Data excerpts
* * * * *

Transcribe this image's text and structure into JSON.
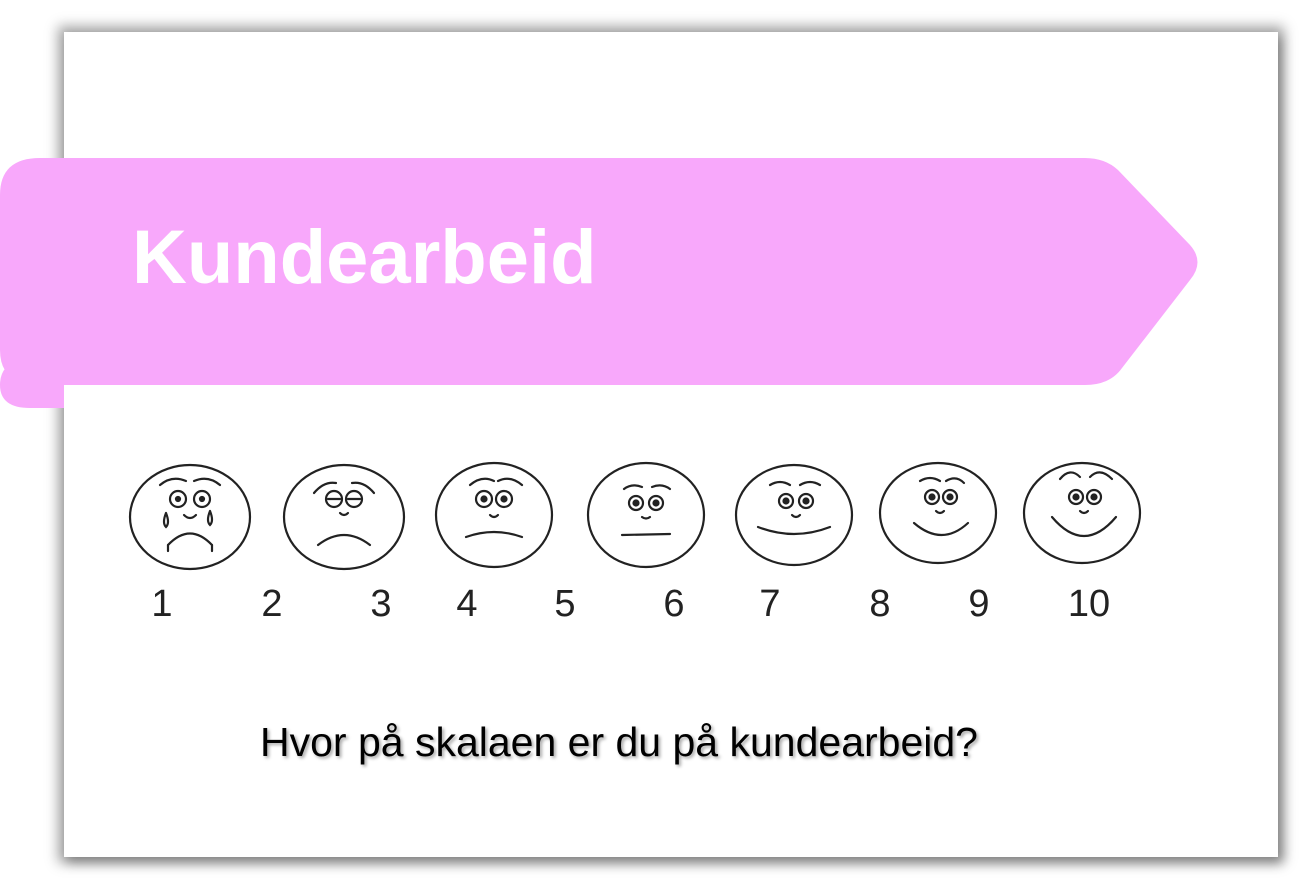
{
  "slide": {
    "title": "Kundearbeid",
    "question": "Hvor på skalaen er du på kundearbeid?"
  },
  "banner": {
    "color": "#f8a8fb"
  },
  "scale": {
    "numbers": [
      "1",
      "2",
      "3",
      "4",
      "5",
      "6",
      "7",
      "8",
      "9",
      "10"
    ],
    "faces": [
      "crying-face-icon",
      "very-sad-face-icon",
      "sad-face-icon",
      "neutral-face-icon",
      "slight-smile-face-icon",
      "smiling-face-icon",
      "big-smile-face-icon"
    ]
  }
}
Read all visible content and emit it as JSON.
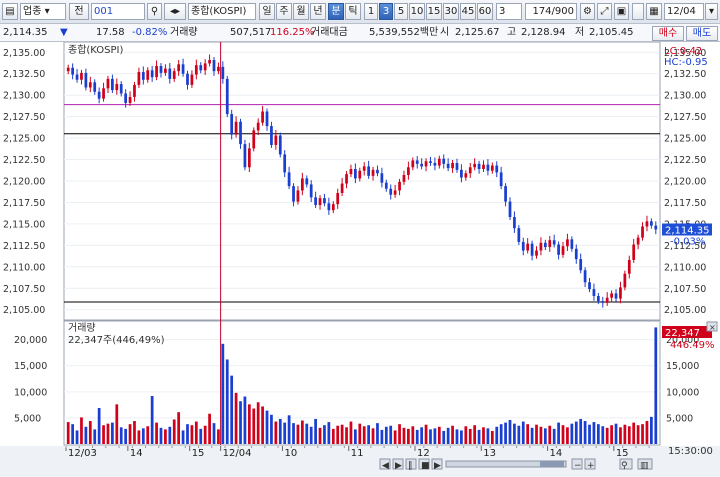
{
  "toolbar": {
    "market": "업종",
    "scope": "전",
    "code": "001",
    "search": "종합(KOSPI)",
    "periods": [
      "일",
      "주",
      "월",
      "년",
      "분",
      "틱"
    ],
    "selected_period": "분",
    "intervals": [
      "1",
      "3",
      "5",
      "10",
      "15",
      "30",
      "45",
      "60"
    ],
    "selected_interval": "3",
    "interval_value": "3",
    "count": "174/900",
    "date": "12/04"
  },
  "info": {
    "price": "2,114.35",
    "change": "17.58",
    "change_pct": "-0.82%",
    "volume_label": "거래량",
    "volume": "507,517",
    "volume_ratio": "116.25%",
    "amount_label": "거래대금",
    "amount": "5,539,552백만",
    "open_label": "시",
    "open": "2,125.67",
    "high_label": "고",
    "high": "2,128.94",
    "low_label": "저",
    "low": "2,105.45",
    "buy": "매수",
    "sell": "매도"
  },
  "chart_data": [
    {
      "type": "candlestick",
      "title": "종합(KOSPI)",
      "ylim": [
        2104.5,
        2135.5
      ],
      "yticks": [
        "2,135.00",
        "2,132.50",
        "2,130.00",
        "2,127.50",
        "2,125.00",
        "2,122.50",
        "2,120.00",
        "2,117.50",
        "2,115.00",
        "2,112.50",
        "2,110.00",
        "2,107.50",
        "2,105.00"
      ],
      "lc": "LC:0.42",
      "hc": "HC:-0.95",
      "current_price": "2,114.35",
      "current_change": "-0.03%",
      "hlines": [
        {
          "value": 2128.9,
          "color": "#b020b0"
        },
        {
          "value": 2125.5,
          "color": "#000000"
        },
        {
          "value": 2105.9,
          "color": "#000000"
        }
      ],
      "closes": [
        2133.2,
        2132.4,
        2131.8,
        2132.6,
        2130.9,
        2131.5,
        2130.4,
        2129.6,
        2130.8,
        2131.9,
        2130.6,
        2131.3,
        2130.2,
        2129.1,
        2129.8,
        2131.2,
        2132.7,
        2131.8,
        2132.9,
        2132.1,
        2133.4,
        2132.6,
        2133.1,
        2131.9,
        2132.8,
        2133.6,
        2132.5,
        2131.2,
        2132.4,
        2133.5,
        2132.9,
        2133.7,
        2134.1,
        2132.8,
        2133.3,
        2131.9,
        2127.8,
        2125.4,
        2126.9,
        2124.3,
        2121.6,
        2123.8,
        2125.9,
        2126.8,
        2128.1,
        2126.4,
        2124.2,
        2125.3,
        2123.1,
        2121.0,
        2119.4,
        2117.6,
        2118.9,
        2120.3,
        2119.6,
        2118.1,
        2117.2,
        2118.0,
        2117.4,
        2116.6,
        2117.3,
        2118.6,
        2119.7,
        2120.8,
        2121.4,
        2120.3,
        2121.2,
        2121.7,
        2120.6,
        2121.3,
        2120.9,
        2119.8,
        2119.1,
        2118.4,
        2118.9,
        2119.9,
        2120.7,
        2121.6,
        2122.4,
        2122.0,
        2121.7,
        2122.3,
        2122.1,
        2121.8,
        2122.6,
        2122.0,
        2121.5,
        2122.1,
        2121.3,
        2120.4,
        2120.9,
        2121.6,
        2122.0,
        2121.4,
        2121.9,
        2121.2,
        2121.8,
        2121.0,
        2119.4,
        2117.6,
        2115.8,
        2114.5,
        2112.9,
        2111.9,
        2112.7,
        2111.3,
        2111.9,
        2112.8,
        2112.3,
        2113.1,
        2112.6,
        2111.4,
        2112.4,
        2113.2,
        2112.1,
        2110.9,
        2109.6,
        2108.2,
        2107.4,
        2106.6,
        2106.0,
        2105.8,
        2106.4,
        2106.9,
        2106.3,
        2107.6,
        2109.2,
        2110.8,
        2112.6,
        2113.4,
        2114.7,
        2115.3,
        2114.8,
        2114.35
      ],
      "volume": {
        "label": "거래량",
        "summary": "22,347주(446,49%)",
        "current": "22,347",
        "current_pct": "446.49%",
        "ylim": [
          0,
          23000
        ],
        "yticks": [
          "20,000",
          "15,000",
          "10,000",
          "5,000"
        ],
        "values": [
          4200,
          3800,
          2600,
          5100,
          3300,
          4400,
          2800,
          6900,
          3600,
          3900,
          4100,
          7600,
          3200,
          2900,
          3800,
          4400,
          2600,
          3000,
          3400,
          9200,
          4100,
          3100,
          2800,
          3300,
          4700,
          6100,
          2600,
          3800,
          3600,
          4300,
          2900,
          3500,
          5800,
          4000,
          2800,
          19200,
          16200,
          13100,
          9800,
          8200,
          9100,
          7600,
          6800,
          8000,
          7200,
          6400,
          5600,
          4300,
          4800,
          4100,
          5500,
          4000,
          3700,
          4500,
          3900,
          3300,
          4800,
          3100,
          3600,
          4200,
          2900,
          3500,
          3700,
          3200,
          4300,
          2800,
          3900,
          3400,
          3600,
          3000,
          4000,
          2700,
          3300,
          3500,
          2600,
          3800,
          3100,
          2900,
          3400,
          2700,
          3200,
          3700,
          2800,
          3000,
          3300,
          2500,
          3100,
          3500,
          2800,
          2600,
          3400,
          2900,
          3600,
          2700,
          3200,
          3000,
          2500,
          3300,
          3800,
          4100,
          4600,
          3900,
          3500,
          4300,
          3800,
          3100,
          3700,
          3300,
          3000,
          3500,
          2900,
          4100,
          3600,
          3200,
          3900,
          4300,
          4800,
          4400,
          3700,
          4200,
          3800,
          3400,
          3100,
          3600,
          3900,
          3200,
          3700,
          3400,
          4100,
          3600,
          3800,
          4400,
          5200,
          22347
        ]
      },
      "xticks": [
        {
          "label": "12/03",
          "index": 0
        },
        {
          "label": "14",
          "index": 14
        },
        {
          "label": "15",
          "index": 28
        },
        {
          "label": "12/04",
          "index": 35
        },
        {
          "label": "10",
          "index": 49
        },
        {
          "label": "11",
          "index": 64
        },
        {
          "label": "12",
          "index": 79
        },
        {
          "label": "13",
          "index": 94
        },
        {
          "label": "14",
          "index": 109
        },
        {
          "label": "15",
          "index": 124
        }
      ],
      "time_label": "15:30:00",
      "split_index": 35
    }
  ]
}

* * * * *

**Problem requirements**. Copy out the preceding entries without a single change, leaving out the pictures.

**Written response**.
Transcribe this image's text and structure into JSON.
{
  "slide": {
    "title": "Kundearbeid",
    "question": "Hvor på skalaen er du på kundearbeid?"
  },
  "banner": {
    "color": "#f8a8fb"
  },
  "scale": {
    "numbers": [
      "1",
      "2",
      "3",
      "4",
      "5",
      "6",
      "7",
      "8",
      "9",
      "10"
    ],
    "faces": [
      "crying-face-icon",
      "very-sad-face-icon",
      "sad-face-icon",
      "neutral-face-icon",
      "slight-smile-face-icon",
      "smiling-face-icon",
      "big-smile-face-icon"
    ]
  }
}
Read all visible content and emit it as JSON.
{
  "toolbar": {
    "market": "업종",
    "scope": "전",
    "code": "001",
    "search": "종합(KOSPI)",
    "periods": [
      "일",
      "주",
      "월",
      "년",
      "분",
      "틱"
    ],
    "selected_period": "분",
    "intervals": [
      "1",
      "3",
      "5",
      "10",
      "15",
      "30",
      "45",
      "60"
    ],
    "selected_interval": "3",
    "interval_value": "3",
    "count": "174/900",
    "date": "12/04"
  },
  "info": {
    "price": "2,114.35",
    "change": "17.58",
    "change_pct": "-0.82%",
    "volume_label": "거래량",
    "volume": "507,517",
    "volume_ratio": "116.25%",
    "amount_label": "거래대금",
    "amount": "5,539,552백만",
    "open_label": "시",
    "open": "2,125.67",
    "high_label": "고",
    "high": "2,128.94",
    "low_label": "저",
    "low": "2,105.45",
    "buy": "매수",
    "sell": "매도"
  },
  "chart_data": [
    {
      "type": "candlestick",
      "title": "종합(KOSPI)",
      "ylim": [
        2104.5,
        2135.5
      ],
      "yticks": [
        "2,135.00",
        "2,132.50",
        "2,130.00",
        "2,127.50",
        "2,125.00",
        "2,122.50",
        "2,120.00",
        "2,117.50",
        "2,115.00",
        "2,112.50",
        "2,110.00",
        "2,107.50",
        "2,105.00"
      ],
      "lc": "LC:0.42",
      "hc": "HC:-0.95",
      "current_price": "2,114.35",
      "current_change": "-0.03%",
      "hlines": [
        {
          "value": 2128.9,
          "color": "#b020b0"
        },
        {
          "value": 2125.5,
          "color": "#000000"
        },
        {
          "value": 2105.9,
          "color": "#000000"
        }
      ],
      "closes": [
        2133.2,
        2132.4,
        2131.8,
        2132.6,
        2130.9,
        2131.5,
        2130.4,
        2129.6,
        2130.8,
        2131.9,
        2130.6,
        2131.3,
        2130.2,
        2129.1,
        2129.8,
        2131.2,
        2132.7,
        2131.8,
        2132.9,
        2132.1,
        2133.4,
        2132.6,
        2133.1,
        2131.9,
        2132.8,
        2133.6,
        2132.5,
        2131.2,
        2132.4,
        2133.5,
        2132.9,
        2133.7,
        2134.1,
        2132.8,
        2133.3,
        2131.9,
        2127.8,
        2125.4,
        2126.9,
        2124.3,
        2121.6,
        2123.8,
        2125.9,
        2126.8,
        2128.1,
        2126.4,
        2124.2,
        2125.3,
        2123.1,
        2121.0,
        2119.4,
        2117.6,
        2118.9,
        2120.3,
        2119.6,
        2118.1,
        2117.2,
        2118.0,
        2117.4,
        2116.6,
        2117.3,
        2118.6,
        2119.7,
        2120.8,
        2121.4,
        2120.3,
        2121.2,
        2121.7,
        2120.6,
        2121.3,
        2120.9,
        2119.8,
        2119.1,
        2118.4,
        2118.9,
        2119.9,
        2120.7,
        2121.6,
        2122.4,
        2122.0,
        2121.7,
        2122.3,
        2122.1,
        2121.8,
        2122.6,
        2122.0,
        2121.5,
        2122.1,
        2121.3,
        2120.4,
        2120.9,
        2121.6,
        2122.0,
        2121.4,
        2121.9,
        2121.2,
        2121.8,
        2121.0,
        2119.4,
        2117.6,
        2115.8,
        2114.5,
        2112.9,
        2111.9,
        2112.7,
        2111.3,
        2111.9,
        2112.8,
        2112.3,
        2113.1,
        2112.6,
        2111.4,
        2112.4,
        2113.2,
        2112.1,
        2110.9,
        2109.6,
        2108.2,
        2107.4,
        2106.6,
        2106.0,
        2105.8,
        2106.4,
        2106.9,
        2106.3,
        2107.6,
        2109.2,
        2110.8,
        2112.6,
        2113.4,
        2114.7,
        2115.3,
        2114.8,
        2114.35
      ],
      "volume": {
        "label": "거래량",
        "summary": "22,347주(446,49%)",
        "current": "22,347",
        "current_pct": "446.49%",
        "ylim": [
          0,
          23000
        ],
        "yticks": [
          "20,000",
          "15,000",
          "10,000",
          "5,000"
        ],
        "values": [
          4200,
          3800,
          2600,
          5100,
          3300,
          4400,
          2800,
          6900,
          3600,
          3900,
          4100,
          7600,
          3200,
          2900,
          3800,
          4400,
          2600,
          3000,
          3400,
          9200,
          4100,
          3100,
          2800,
          3300,
          4700,
          6100,
          2600,
          3800,
          3600,
          4300,
          2900,
          3500,
          5800,
          4000,
          2800,
          19200,
          16200,
          13100,
          9800,
          8200,
          9100,
          7600,
          6800,
          8000,
          7200,
          6400,
          5600,
          4300,
          4800,
          4100,
          5500,
          4000,
          3700,
          4500,
          3900,
          3300,
          4800,
          3100,
          3600,
          4200,
          2900,
          3500,
          3700,
          3200,
          4300,
          2800,
          3900,
          3400,
          3600,
          3000,
          4000,
          2700,
          3300,
          3500,
          2600,
          3800,
          3100,
          2900,
          3400,
          2700,
          3200,
          3700,
          2800,
          3000,
          3300,
          2500,
          3100,
          3500,
          2800,
          2600,
          3400,
          2900,
          3600,
          2700,
          3200,
          3000,
          2500,
          3300,
          3800,
          4100,
          4600,
          3900,
          3500,
          4300,
          3800,
          3100,
          3700,
          3300,
          3000,
          3500,
          2900,
          4100,
          3600,
          3200,
          3900,
          4300,
          4800,
          4400,
          3700,
          4200,
          3800,
          3400,
          3100,
          3600,
          3900,
          3200,
          3700,
          3400,
          4100,
          3600,
          3800,
          4400,
          5200,
          22347
        ]
      },
      "xticks": [
        {
          "label": "12/03",
          "index": 0
        },
        {
          "label": "14",
          "index": 14
        },
        {
          "label": "15",
          "index": 28
        },
        {
          "label": "12/04",
          "index": 35
        },
        {
          "label": "10",
          "index": 49
        },
        {
          "label": "11",
          "index": 64
        },
        {
          "label": "12",
          "index": 79
        },
        {
          "label": "13",
          "index": 94
        },
        {
          "label": "14",
          "index": 109
        },
        {
          "label": "15",
          "index": 124
        }
      ],
      "time_label": "15:30:00",
      "split_index": 35
    }
  ]
}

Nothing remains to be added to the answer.